"I'm supporting him 100 percent," Cerin said. "Patrick had some personal problems and needed some time to take care of them. I don't think anyone can say he was on drugs or not unless they know from a personal experience. I think he's a great rider, a pretty good person. I like him, and I'm going to use him as soon as he comes back."

He's the Rage yet to fulfill potential

The first major program of the Hollywood Park meeting is Saturday's $1.31 million California Gold Rush program for statebreds.

Trainer Jim Cassidy is hoping the Gold Rush program is as productive as the California Cup was for him last fall when he won the Juvenile with He's the Rage and the Distance Handicap with Moscow Burning.

He's the Rage was expected to have a big 3-year-old campaign after he won the Juvenile as a maiden. Six months later, the colt is winless in two subsequent starts and the same expectations exist.

He's the Rage starts as a top contender in the $250,000 Snow Chief Stakes for 3-year-olds; he will face familiar opponents.

He's the Rage finished second in his last start to the promising Cee Mister B, who returns to make his stakes debut in the Snow Chief.

When the two met in an allowance race over 1 1/16 miles on March 5, Cee Mister B won by three-quarters of a length.

"My horse was on the lead and got caught late," Cassidy said. "We got beat by a pretty nice colt. I think the distance will help me."

Cassidy is not discouraged by He's the Rage's two losses since the California Cup. In his first race back, the colt finished eighth in the California Breeders' Champion Stakes on Dec. 26, his only start before March 5.

"He got sick on me after the Cal Cup and then we got back to the track and he had a little recurrence," he said. "I had about 17 horses get sick on me."

The Snow Chief Stakes, run over 1 1/8 miles, will also include Cheiron, Don'tsellmeshort, and O.K. Mikie.

The program features five other stakes worth $150,000 to $200,000.

Yearly Report, the winner of the Grade 2 Santa Ynez Breeders' Cup Stakes in January, leads the Melair Stakes for 3-year-old fillies.

Moscow Burning starts in the $150,000 Fran's Valentine Stakes over 1 1/16 miles on turf.

Unfurl the Flag out with minor injury

Unfurl the Flag, second in the Potrero Grande Breeders' Cup Handicap on March 28, will not start in Saturday's Tiznow Stakes because of a bruised foot, trainer David Bernstein said.

Bernstein said precautionary X-rays were taken on Unfurl the Flag's left front foot, but that no major injuries were revealed.

"We've had problems all along," Bernstein said. "When we ran him in the stakes the other day, it jarred him pretty good. He's not 100 percent."

St Averil's Derby status uncertain
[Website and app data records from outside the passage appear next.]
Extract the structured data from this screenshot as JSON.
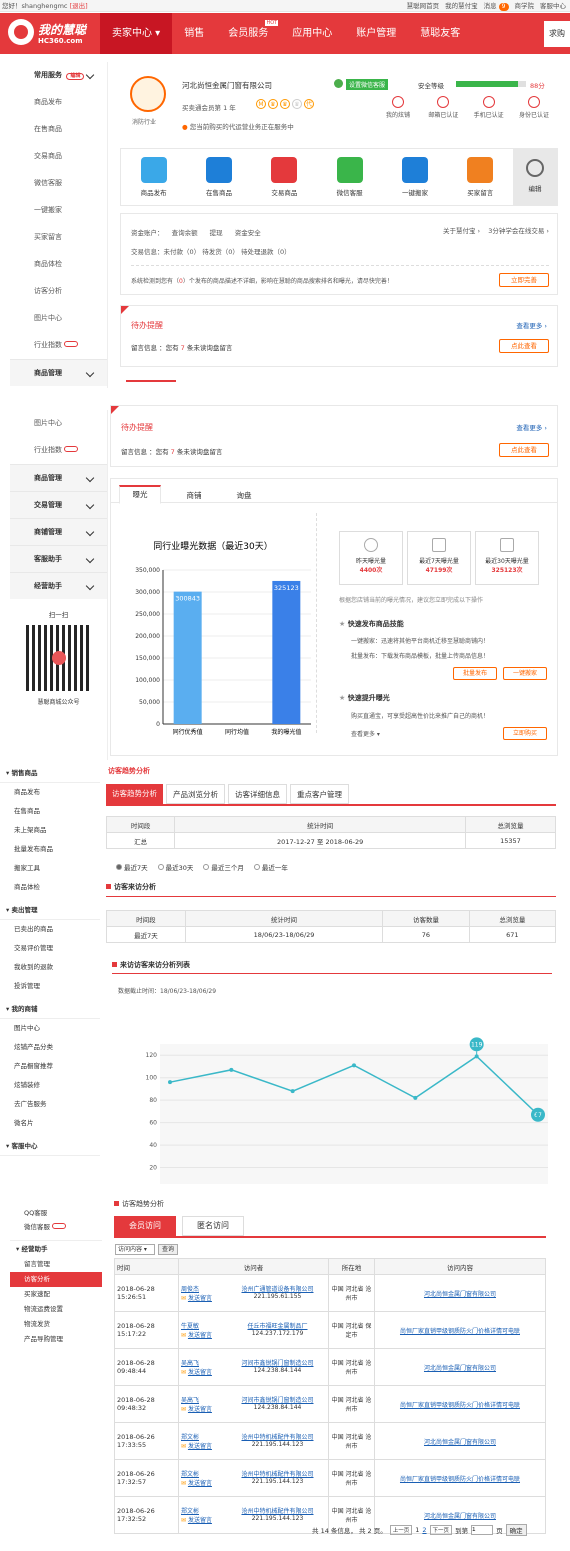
{
  "topbar": {
    "greeting": "您好！shanghengmc",
    "logout": "[退出]",
    "links": [
      "慧聪网首页",
      "我的慧付宝",
      "消息",
      "商学院",
      "客服中心"
    ],
    "msg_count": "9"
  },
  "header": {
    "logo_text": "我的慧聪",
    "logo_sub": "HC360.com",
    "nav": [
      "卖家中心",
      "销售",
      "会员服务",
      "应用中心",
      "账户管理",
      "慧聪友客"
    ],
    "hot": "HOT",
    "search": "求购"
  },
  "sidebar1": {
    "title": "常用服务",
    "edit": "编辑",
    "items": [
      "商品发布",
      "在售商品",
      "交易商品",
      "微信客服",
      "一键搬家",
      "买家留言",
      "商品体检",
      "访客分析",
      "图片中心",
      "行业指数"
    ],
    "goods_mgmt": "商品管理"
  },
  "profile": {
    "company": "河北尚恒金属门窗有限公司",
    "sub": "买卖通会员第 1 年",
    "role": "消防行业",
    "wechat": "设置微信客服",
    "security_label": "安全等级",
    "score": "88分",
    "notice": "您当前购买的代运营业务正在服务中",
    "badges": [
      "M",
      "♛",
      "♛",
      "♛",
      "代"
    ],
    "verify": [
      "我的炫铺",
      "邮箱已认证",
      "手机已认证",
      "身份已认证"
    ]
  },
  "quick": {
    "items": [
      "商品发布",
      "在售商品",
      "交易商品",
      "微信客服",
      "一键搬家",
      "买家留言"
    ],
    "edit": "编辑"
  },
  "account": {
    "balance_label": "资金账户：",
    "query": "查询余额",
    "withdraw": "提现",
    "security": "资金安全",
    "huifu": "关于慧付宝",
    "learn": "3分钟学会在线交易",
    "trade_label": "交易信息：",
    "unpaid": "未付款（0）",
    "unshipped": "待发货（0）",
    "refund": "待处理退款（0）",
    "warn_pre": "系统检测到您有（",
    "warn_num": "0",
    "warn_post": "）个发布的商品描述不详细，影响在慧聪的商品搜索排名和曝光，请尽快完善！",
    "improve": "立即完善"
  },
  "todo": {
    "title": "待办提醒",
    "more": "查看更多 ›",
    "text_pre": "留言信息 ：您有",
    "count": "7",
    "text_post": "条未读询盘留言",
    "btn": "点此查看"
  },
  "sidebar2": {
    "items": [
      "图片中心",
      "行业指数"
    ],
    "groups": [
      "商品管理",
      "交易管理",
      "商铺管理",
      "客服助手",
      "经营助手"
    ],
    "qr_title": "扫一扫",
    "qr_caption": "慧聪商城公众号"
  },
  "tabs": [
    "曝光",
    "商铺",
    "询盘"
  ],
  "chart_data": {
    "type": "bar",
    "title": "同行业曝光数据（最近30天）",
    "categories": [
      "同行优秀值",
      "同行均值",
      "我的曝光值"
    ],
    "values": [
      300843,
      0,
      325123
    ],
    "yticks": [
      "350,000",
      "300,000",
      "250,000",
      "200,000",
      "150,000",
      "100,000",
      "50,000",
      "0"
    ],
    "ylim": [
      0,
      350000
    ],
    "labels": [
      "300843",
      "",
      "325123"
    ]
  },
  "stats": {
    "items": [
      {
        "label": "昨天曝光量",
        "value": "4400次"
      },
      {
        "label": "最近7天曝光量",
        "value": "47199次"
      },
      {
        "label": "最近30天曝光量",
        "value": "325123次"
      }
    ],
    "note": "根据您店铺当前的曝光情况，建议您立即完成以下操作"
  },
  "tips": {
    "t1": "快速发布商品技能",
    "l1": "一键搬家：迅速将其他平台商机迁移至慧聪商铺内！",
    "l2": "批量发布：下载发布商品模板，批量上传商品信息！",
    "b1": "批量发布",
    "b2": "一键搬家",
    "t2": "快速提升曝光",
    "l3": "购买直通宝，可享受超高性价比来推广自己的商机！",
    "more": "查看更多",
    "b3": "立即购买"
  },
  "sidebar3": {
    "sections": [
      {
        "title": "销售商品",
        "items": [
          "商品发布",
          "在售商品",
          "未上架商品",
          "批量发布商品",
          "搬家工具",
          "商品体检"
        ]
      },
      {
        "title": "卖出管理",
        "items": [
          "已卖出的商品",
          "交易评价管理",
          "我收到的退款",
          "投诉管理"
        ]
      },
      {
        "title": "我的商铺",
        "items": [
          "图片中心",
          "炫铺产品分类",
          "产品橱窗推荐",
          "炫铺装修",
          "去广告服务",
          "微名片"
        ]
      },
      {
        "title": "客服中心",
        "items": []
      }
    ]
  },
  "visitor": {
    "title": "访客趋势分析",
    "tabs": [
      "访客趋势分析",
      "产品浏览分析",
      "访客详细信息",
      "重点客户管理"
    ],
    "headers": [
      "时间段",
      "统计时间",
      "总浏览量"
    ],
    "row": [
      "汇总",
      "2017-12-27 至 2018-06-29",
      "15357"
    ],
    "radios": [
      "最近7天",
      "最近30天",
      "最近三个月",
      "最近一年"
    ],
    "src_title": "访客来访分析",
    "src_headers": [
      "时间段",
      "统计时间",
      "访客数量",
      "总浏览量"
    ],
    "src_row": [
      "最近7天",
      "18/06/23-18/06/29",
      "76",
      "671"
    ],
    "list_title": "来访访客来访分析列表",
    "deadline": "数据截止时间：18/06/23-18/06/29"
  },
  "line_chart": {
    "type": "line",
    "x": [
      "2018-06-23",
      "2018-06-24",
      "2018-06-25",
      "2018-06-26",
      "2018-06-27",
      "2018-06-28",
      "2018-06-29"
    ],
    "values": [
      96,
      107,
      88,
      111,
      82,
      119,
      67
    ],
    "yticks": [
      "120",
      "100",
      "80",
      "60",
      "40",
      "20"
    ],
    "ylim": [
      0,
      130
    ],
    "labels": [
      "",
      "",
      "",
      "",
      "",
      "119",
      "67"
    ]
  },
  "sidebar4": {
    "items": [
      "QQ客服",
      "微信客服"
    ],
    "group": "经营助手",
    "items2": [
      "留言管理",
      "访客分析",
      "买家速配",
      "物流运费设置",
      "物流发货",
      "产品导购管理"
    ]
  },
  "member": {
    "title": "访客趋势分析",
    "tabs": [
      "会员访问",
      "匿名访问"
    ],
    "filter": "访问内容",
    "query": "查询",
    "headers": [
      "时间",
      "访问者",
      "所在地",
      "访问内容"
    ],
    "rows": [
      {
        "time": "2018-06-28 15:26:51",
        "name": "周俊杰",
        "send": "发送留言",
        "company": "沧州广通管道设备有限公司",
        "ip": "221.195.61.155",
        "loc": "中国 河北省 沧州市",
        "content": "河北尚恒金属门窗有限公司"
      },
      {
        "time": "2018-06-28 15:17:22",
        "name": "牛夏敏",
        "send": "发送留言",
        "company": "任丘市福旺金属制品厂",
        "ip": "124.237.172.179",
        "loc": "中国 河北省 保定市",
        "content": "尚恒厂家直销甲级钢质防火门价格详情可电联"
      },
      {
        "time": "2018-06-28 09:48:44",
        "name": "吴高飞",
        "send": "发送留言",
        "company": "河间市鑫锐锅门窗制造公司",
        "ip": "124.238.84.144",
        "loc": "中国 河北省 沧州市",
        "content": "河北尚恒金属门窗有限公司"
      },
      {
        "time": "2018-06-28 09:48:32",
        "name": "吴高飞",
        "send": "发送留言",
        "company": "河间市鑫锐锅门窗制造公司",
        "ip": "124.238.84.144",
        "loc": "中国 河北省 沧州市",
        "content": "尚恒厂家直销甲级钢质防火门价格详情可电联"
      },
      {
        "time": "2018-06-26 17:33:55",
        "name": "郑文彬",
        "send": "发送留言",
        "company": "沧州中特机械配件有限公司",
        "ip": "221.195.144.123",
        "loc": "中国 河北省 沧州市",
        "content": "河北尚恒金属门窗有限公司"
      },
      {
        "time": "2018-06-26 17:32:57",
        "name": "郑文彬",
        "send": "发送留言",
        "company": "沧州中特机械配件有限公司",
        "ip": "221.195.144.123",
        "loc": "中国 河北省 沧州市",
        "content": "尚恒厂家直销甲级钢质防火门价格详情可电联"
      },
      {
        "time": "2018-06-26 17:32:52",
        "name": "郑文彬",
        "send": "发送留言",
        "company": "沧州中特机械配件有限公司",
        "ip": "221.195.144.123",
        "loc": "中国 河北省 沧州市",
        "content": "河北尚恒金属门窗有限公司"
      }
    ],
    "pager": {
      "total": "共 14 条信息， 共 2 页。",
      "prev": "上一页",
      "pages": [
        "1",
        "2"
      ],
      "next": "下一页",
      "goto": "到第",
      "page_unit": "页",
      "confirm": "确定",
      "goto_val": "1"
    }
  }
}
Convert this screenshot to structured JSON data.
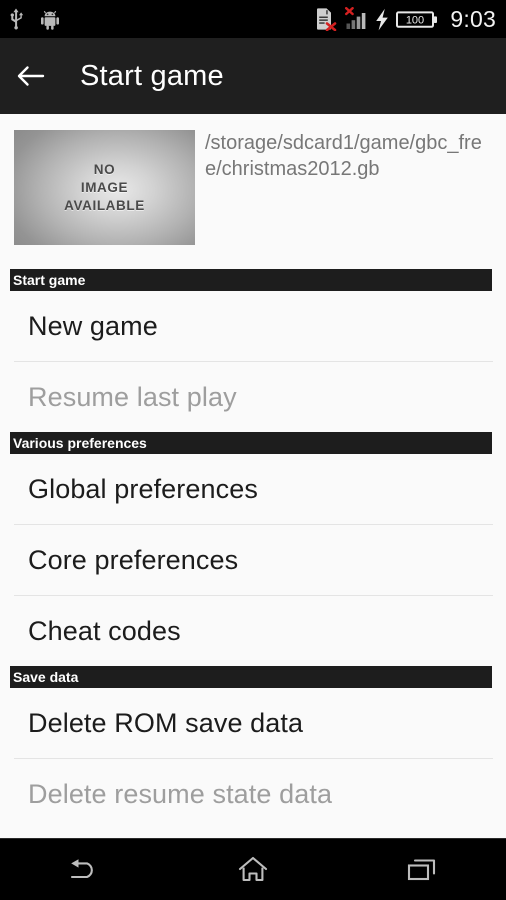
{
  "status_bar": {
    "left_icons": [
      {
        "name": "usb-icon",
        "label": "USB"
      },
      {
        "name": "android-robot-icon",
        "label": "Android"
      }
    ],
    "right_icons": [
      {
        "name": "sdcard-error-icon",
        "label": "SD card error"
      },
      {
        "name": "signal-no-service-icon",
        "label": "No signal"
      },
      {
        "name": "charging-bolt-icon",
        "label": "Charging"
      },
      {
        "name": "battery-icon",
        "label": "Battery"
      }
    ],
    "battery_level": "100",
    "clock": "9:03"
  },
  "app_bar": {
    "back_icon": "arrow-left-icon",
    "title": "Start game"
  },
  "rom_header": {
    "thumbnail": {
      "line1": "NO",
      "line2": "IMAGE",
      "line3": "AVAILABLE"
    },
    "path": "/storage/sdcard1/game/gbc_free/christmas2012.gb"
  },
  "sections": [
    {
      "header": "Start game",
      "rows": [
        {
          "label": "New game",
          "enabled": true
        },
        {
          "label": "Resume last play",
          "enabled": false
        }
      ]
    },
    {
      "header": "Various preferences",
      "rows": [
        {
          "label": "Global preferences",
          "enabled": true
        },
        {
          "label": "Core preferences",
          "enabled": true
        },
        {
          "label": "Cheat codes",
          "enabled": true
        }
      ]
    },
    {
      "header": "Save data",
      "rows": [
        {
          "label": "Delete ROM save data",
          "enabled": true
        },
        {
          "label": "Delete resume state data",
          "enabled": false
        }
      ]
    }
  ],
  "nav_bar": {
    "buttons": [
      {
        "name": "nav-back-button",
        "icon": "back-arrow-icon",
        "label": "Back"
      },
      {
        "name": "nav-home-button",
        "icon": "home-icon",
        "label": "Home"
      },
      {
        "name": "nav-recents-button",
        "icon": "recents-icon",
        "label": "Recents"
      }
    ]
  },
  "colors": {
    "status_bar_bg": "#000000",
    "app_bar_bg": "#1f1f1f",
    "page_bg": "#fafafa",
    "section_header_bg": "#1d1d1d",
    "enabled_text": "#1c1c1c",
    "disabled_text": "#9e9e9e",
    "divider": "#e4e4e4",
    "error_red": "#d32020"
  }
}
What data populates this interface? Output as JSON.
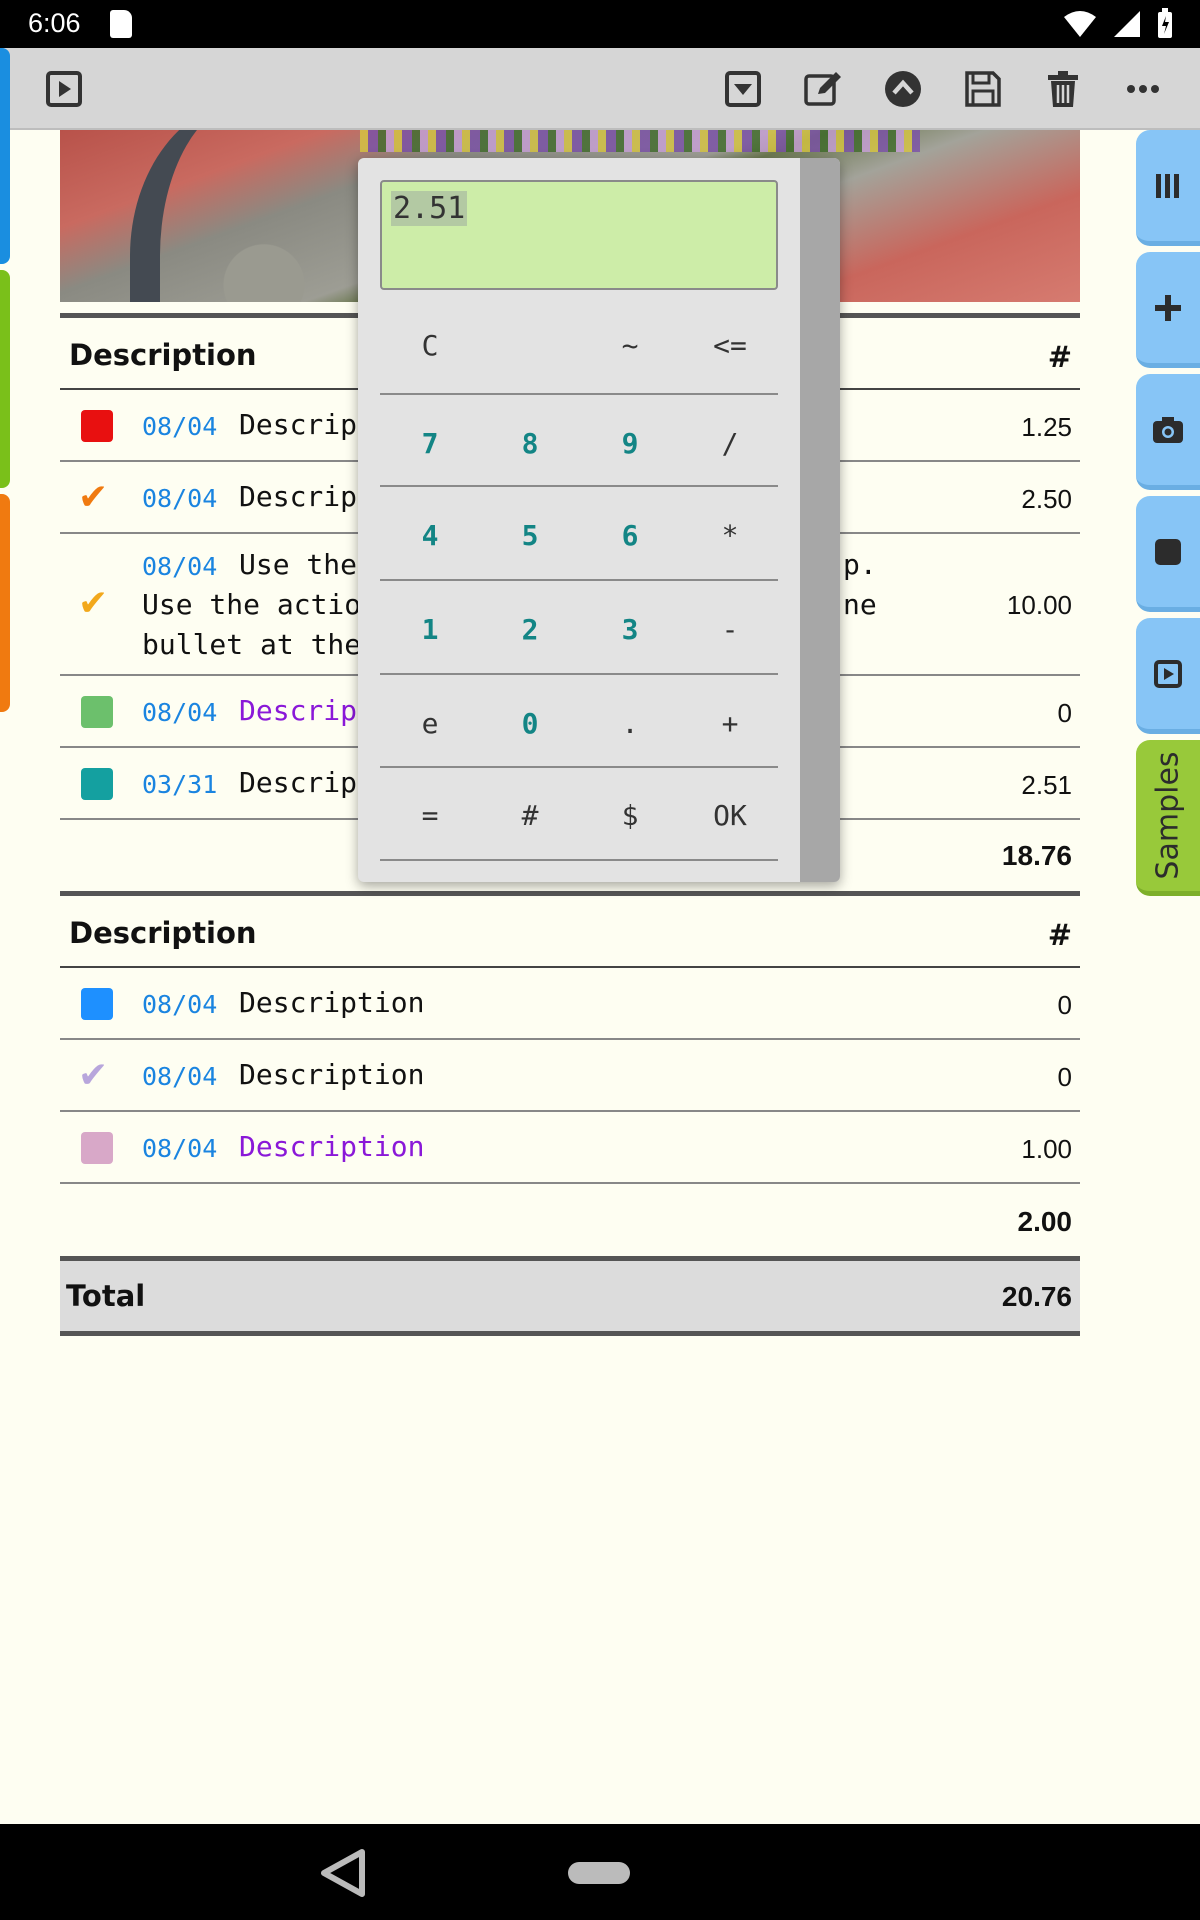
{
  "status_bar": {
    "time": "6:06"
  },
  "toolbar": {
    "icons": [
      "play-icon",
      "dropdown-icon",
      "edit-icon",
      "collapse-icon",
      "save-icon",
      "trash-icon",
      "more-icon"
    ]
  },
  "sections": [
    {
      "header": {
        "title": "Description",
        "col": "#"
      },
      "rows": [
        {
          "marker": "square",
          "color": "#e81010",
          "date": "08/04",
          "desc": "Descripti",
          "value": "1.25"
        },
        {
          "marker": "check",
          "color": "#f07a10",
          "date": "08/04",
          "desc": "Descripti",
          "value": "2.50"
        },
        {
          "marker": "check",
          "color": "#f2a81c",
          "date": "08/04",
          "desc": "Use the",
          "desc_suffix": "p.",
          "line2": "Use the action t",
          "line2_suffix": "ne",
          "line3": "bullet at the left",
          "value": "10.00"
        },
        {
          "marker": "square",
          "color": "#6cc06c",
          "date": "08/04",
          "desc": "Descripti",
          "value": "0"
        },
        {
          "marker": "square",
          "color": "#14a0a0",
          "date": "03/31",
          "desc": "Descripti",
          "value": "2.51"
        }
      ],
      "subtotal": "18.76"
    },
    {
      "header": {
        "title": "Description",
        "col": "#"
      },
      "rows": [
        {
          "marker": "square",
          "color": "#1e90ff",
          "date": "08/04",
          "desc": "Description",
          "value": "0"
        },
        {
          "marker": "check",
          "color": "#b8a6dc",
          "date": "08/04",
          "desc": "Description",
          "value": "0"
        },
        {
          "marker": "square",
          "color": "#d8a8c8",
          "date": "08/04",
          "desc": "Description",
          "value": "1.00"
        }
      ],
      "subtotal": "2.00"
    }
  ],
  "total": {
    "label": "Total",
    "value": "20.76"
  },
  "side_tabs": {
    "samples_label": "Samples"
  },
  "calculator": {
    "display": "2.51",
    "keys": [
      [
        "C",
        "",
        "~",
        "<="
      ],
      [
        "7",
        "8",
        "9",
        "/"
      ],
      [
        "4",
        "5",
        "6",
        "*"
      ],
      [
        "1",
        "2",
        "3",
        "-"
      ],
      [
        "e",
        "0",
        ".",
        "+"
      ],
      [
        "=",
        "#",
        "$",
        "OK"
      ]
    ]
  }
}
St Averil, sixth as the favorite in the Santa Anita Derby on April 3, remains a contender for the Kentucky Derby after working five furlongs in 59.20 seconds on Sunday.

Trainer Rafael Becerra cautioned that St Averil will have one more workout on Saturday before he and owner Stan Fulton decide whether to try the Kentucky Derby.

"I'm happy with the way he worked," Becerra said. "I want to watch him for a couple of days."

St Averil won the Santa Catalina Stakes in January and was second in the San Felipe Stakes in March.

Mullins's 4-year-olds click

Jeff Mullins, who led the trainers' standings for the first time at Santa Anita, had an excellent weekend with the stable's 4-year-old males.

Friday, Buddy Gil, the 2003 Santa Anita Derby winner, ended a four-race losing streak with a victory in a one-mile allowance race. Sunday, Choctaw Nation won his third consecutive race in an optional claimer. Ridden by Victor Espinoza, Choctaw Nation rallied from last, making up 12 lengths and finishing 1 1/2 lengths in front of Chester's Choice.

* House of Fortune, the winner of the Fantasy Stakes at Oaklawn Park on April 9 and a candidate for the Kentucky Oaks on April 30, worked a half-mile in 49.40 seconds on Sunday. Trainer Ron McAnally described the workout as a breeze.

* Leif Dickinson, the turf course superintendent at Santa Anita, was honored in a ceremony in the winner's circle on Sunday. Dickinson is leaving Santa Anita to accept a similar position at Del Mar.